occurred) accounts for another event.
o Ex: If an individual is affected by an autosomal dominant trait, the
prior probability of that individual being a heterozygote is ½.
Conditionally, since we know that the individual is affected, he/she
must be either a heterozygote or a homozygote for the mutant allele
(each possibility with a probability of ½).
Joint probability = prior probability x conditional probability.

o Following the examples above, an affected individual has 0.5 chance of
being a heterozygote, and conditionally there is a 0.5 chance of a
heterozygous genotype being the CAUSE of the disease (the other 0.5
chance would be a homozygous genotype).
o Therefore in this example, the joint probability = ½ * ½ = ¼
Posterior probability of a random event is the conditional probability that
is assigned after relevant evidence is taken into account (i.e. evidence from a
survey or study).
o To calculate posterior probability, you must find the joint
probabilities of two potential outcomes. The joint probability of each
outcome is then divided by the sum of the joint probabilities from
both outcomes:
o Example – Pedigree For Huntington Disease (Autosomal Dominant)







I-2 has Huntington
Disease.
It has been observed that
50% of heterozygotes
manifest disease by age
50.
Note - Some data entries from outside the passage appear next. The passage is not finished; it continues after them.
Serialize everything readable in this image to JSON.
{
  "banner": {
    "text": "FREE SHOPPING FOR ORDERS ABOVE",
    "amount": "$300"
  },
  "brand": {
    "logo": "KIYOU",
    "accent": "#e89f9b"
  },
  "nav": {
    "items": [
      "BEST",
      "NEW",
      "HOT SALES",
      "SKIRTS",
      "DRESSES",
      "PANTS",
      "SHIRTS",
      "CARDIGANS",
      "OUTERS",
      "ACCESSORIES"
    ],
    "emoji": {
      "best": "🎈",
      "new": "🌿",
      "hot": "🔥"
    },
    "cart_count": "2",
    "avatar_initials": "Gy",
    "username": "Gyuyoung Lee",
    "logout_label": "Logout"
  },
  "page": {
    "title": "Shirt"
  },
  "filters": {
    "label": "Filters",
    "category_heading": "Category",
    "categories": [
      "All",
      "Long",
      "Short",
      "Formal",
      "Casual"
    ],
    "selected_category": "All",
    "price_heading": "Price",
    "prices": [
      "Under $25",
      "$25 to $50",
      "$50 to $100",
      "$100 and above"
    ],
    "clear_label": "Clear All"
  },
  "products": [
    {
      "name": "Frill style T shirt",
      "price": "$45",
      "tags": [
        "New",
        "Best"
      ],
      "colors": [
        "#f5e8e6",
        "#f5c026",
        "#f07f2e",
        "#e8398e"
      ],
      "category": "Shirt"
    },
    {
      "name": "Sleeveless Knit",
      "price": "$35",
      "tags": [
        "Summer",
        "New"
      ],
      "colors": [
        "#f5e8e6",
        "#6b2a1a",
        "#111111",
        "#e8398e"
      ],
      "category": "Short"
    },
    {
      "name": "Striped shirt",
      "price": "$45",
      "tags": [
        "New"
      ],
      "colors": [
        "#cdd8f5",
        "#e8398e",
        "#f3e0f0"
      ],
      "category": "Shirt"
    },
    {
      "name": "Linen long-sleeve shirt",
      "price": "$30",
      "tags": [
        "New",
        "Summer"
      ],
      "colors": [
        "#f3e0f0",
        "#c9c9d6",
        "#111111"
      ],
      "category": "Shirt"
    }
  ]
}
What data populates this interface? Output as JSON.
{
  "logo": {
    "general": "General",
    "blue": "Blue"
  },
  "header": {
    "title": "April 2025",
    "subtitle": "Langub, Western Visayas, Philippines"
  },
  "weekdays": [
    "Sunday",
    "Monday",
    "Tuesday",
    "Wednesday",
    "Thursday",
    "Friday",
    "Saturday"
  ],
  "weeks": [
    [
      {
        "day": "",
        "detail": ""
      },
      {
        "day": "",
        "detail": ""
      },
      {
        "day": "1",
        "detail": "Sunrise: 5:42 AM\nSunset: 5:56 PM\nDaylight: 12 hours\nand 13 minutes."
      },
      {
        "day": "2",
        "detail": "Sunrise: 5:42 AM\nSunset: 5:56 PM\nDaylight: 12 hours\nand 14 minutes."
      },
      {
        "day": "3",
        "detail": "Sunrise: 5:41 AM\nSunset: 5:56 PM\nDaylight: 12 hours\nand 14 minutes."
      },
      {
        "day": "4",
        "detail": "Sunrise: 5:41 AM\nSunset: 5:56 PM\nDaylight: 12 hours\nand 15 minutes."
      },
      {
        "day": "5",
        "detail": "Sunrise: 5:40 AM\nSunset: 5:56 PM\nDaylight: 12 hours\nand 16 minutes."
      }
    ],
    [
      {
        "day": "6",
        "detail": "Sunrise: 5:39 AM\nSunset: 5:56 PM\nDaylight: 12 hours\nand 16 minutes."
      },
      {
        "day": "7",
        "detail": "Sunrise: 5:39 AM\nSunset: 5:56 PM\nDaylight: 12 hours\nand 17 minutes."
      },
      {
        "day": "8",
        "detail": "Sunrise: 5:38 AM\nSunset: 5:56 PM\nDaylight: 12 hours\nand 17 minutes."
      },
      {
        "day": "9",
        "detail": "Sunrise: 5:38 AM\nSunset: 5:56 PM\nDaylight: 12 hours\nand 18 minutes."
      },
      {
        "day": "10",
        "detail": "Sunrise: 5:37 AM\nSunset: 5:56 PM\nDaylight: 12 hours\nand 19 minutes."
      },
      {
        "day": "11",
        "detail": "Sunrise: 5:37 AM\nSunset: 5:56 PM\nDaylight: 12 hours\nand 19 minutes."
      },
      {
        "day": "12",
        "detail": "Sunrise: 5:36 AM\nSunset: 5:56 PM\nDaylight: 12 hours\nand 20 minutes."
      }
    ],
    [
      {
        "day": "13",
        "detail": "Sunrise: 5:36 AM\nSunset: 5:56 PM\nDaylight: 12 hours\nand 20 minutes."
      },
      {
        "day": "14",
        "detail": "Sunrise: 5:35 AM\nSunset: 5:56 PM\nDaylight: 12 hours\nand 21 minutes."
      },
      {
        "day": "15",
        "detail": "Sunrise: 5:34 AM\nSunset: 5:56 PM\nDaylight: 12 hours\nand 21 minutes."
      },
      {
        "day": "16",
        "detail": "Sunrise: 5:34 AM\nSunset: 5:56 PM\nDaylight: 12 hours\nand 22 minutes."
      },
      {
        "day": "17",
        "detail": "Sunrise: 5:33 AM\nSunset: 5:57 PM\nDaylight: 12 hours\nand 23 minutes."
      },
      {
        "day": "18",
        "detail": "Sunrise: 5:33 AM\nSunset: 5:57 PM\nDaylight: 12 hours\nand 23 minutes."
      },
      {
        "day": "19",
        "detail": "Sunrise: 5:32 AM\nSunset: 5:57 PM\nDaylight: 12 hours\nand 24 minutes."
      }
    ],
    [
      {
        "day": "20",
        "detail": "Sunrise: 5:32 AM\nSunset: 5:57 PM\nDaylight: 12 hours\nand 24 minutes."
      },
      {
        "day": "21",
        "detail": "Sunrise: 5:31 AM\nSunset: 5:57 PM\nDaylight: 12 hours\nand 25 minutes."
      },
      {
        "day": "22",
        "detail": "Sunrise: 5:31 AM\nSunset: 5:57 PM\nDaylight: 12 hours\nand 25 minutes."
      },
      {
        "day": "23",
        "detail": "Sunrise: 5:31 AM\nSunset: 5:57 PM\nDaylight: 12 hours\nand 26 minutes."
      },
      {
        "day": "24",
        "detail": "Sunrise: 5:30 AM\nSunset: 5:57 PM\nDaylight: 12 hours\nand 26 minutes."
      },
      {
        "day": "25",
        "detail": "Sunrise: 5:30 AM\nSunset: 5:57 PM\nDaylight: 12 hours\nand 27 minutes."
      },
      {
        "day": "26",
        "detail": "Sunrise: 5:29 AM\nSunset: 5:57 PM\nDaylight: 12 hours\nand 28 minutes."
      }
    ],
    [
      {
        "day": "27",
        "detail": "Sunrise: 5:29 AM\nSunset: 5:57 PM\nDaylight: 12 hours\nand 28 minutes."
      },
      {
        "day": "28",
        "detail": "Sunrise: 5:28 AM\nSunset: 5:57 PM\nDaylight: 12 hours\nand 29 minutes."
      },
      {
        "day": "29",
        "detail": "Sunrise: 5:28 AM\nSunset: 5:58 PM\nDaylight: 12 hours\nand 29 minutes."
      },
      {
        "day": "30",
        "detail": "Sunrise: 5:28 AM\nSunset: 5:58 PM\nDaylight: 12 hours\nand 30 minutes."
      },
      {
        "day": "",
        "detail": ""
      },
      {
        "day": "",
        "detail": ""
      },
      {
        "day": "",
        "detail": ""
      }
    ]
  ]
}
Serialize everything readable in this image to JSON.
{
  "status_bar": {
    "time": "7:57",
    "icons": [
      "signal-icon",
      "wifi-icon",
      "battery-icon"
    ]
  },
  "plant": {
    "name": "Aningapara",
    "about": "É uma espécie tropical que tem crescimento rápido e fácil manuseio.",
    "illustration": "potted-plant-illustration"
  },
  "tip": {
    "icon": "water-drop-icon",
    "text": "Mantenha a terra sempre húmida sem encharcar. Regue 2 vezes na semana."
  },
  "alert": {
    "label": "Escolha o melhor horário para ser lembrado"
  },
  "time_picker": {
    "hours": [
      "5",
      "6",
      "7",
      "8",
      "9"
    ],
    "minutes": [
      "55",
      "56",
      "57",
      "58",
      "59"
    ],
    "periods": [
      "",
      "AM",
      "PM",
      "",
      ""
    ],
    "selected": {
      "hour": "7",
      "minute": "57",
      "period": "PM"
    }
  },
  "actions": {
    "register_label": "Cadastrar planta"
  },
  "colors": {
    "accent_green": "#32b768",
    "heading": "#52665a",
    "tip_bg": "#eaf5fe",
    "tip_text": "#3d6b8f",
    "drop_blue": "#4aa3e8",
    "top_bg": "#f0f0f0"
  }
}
In this example, we want to determine the probability that III-1 is
heterozygous for Huntington Disease. To determine this, we must know the
probability that II-1 carries the mutant allele.
Since we do not know whether I-2 is heterozygous or homozygous, we assign
a prior probability of ½ to the chance that she is heterozygous or nonheterozygous.
In assessing the probability that II-1 is carrying the mutant allele, there is a
conditional probability of 1 (certainty) that, if her mother is nonheterozygous, she is carrying the allele.
o In other words, if her mother is not a heterozygote, she must be
homozygous for the mutant allele (because she was affected),
therefore it is certain that II-1 is a carrier.
In assessing the probability that II-1 is carrying the mutant allele, there is a
conditional probability of ½ that IF her mother (I-2) was a heterozygote,
then II-2 is also a heterozygote (there is a ½ chance that she is homozygous
recessive).
The joint probabilities of these independent events is calculated by
multiplying prior and conditional probabilities, and the posterior or
relative possibilities are found by dividing each joint probability by the sum
of both joint probabilities.

Because II-1 has a P(1/3) for being heterozygous, and there is a P(1/2) of her
passing on the mutant allele, the probability that III-1 is heterozygous is:
o P = (1/3)(1/2) = 1/6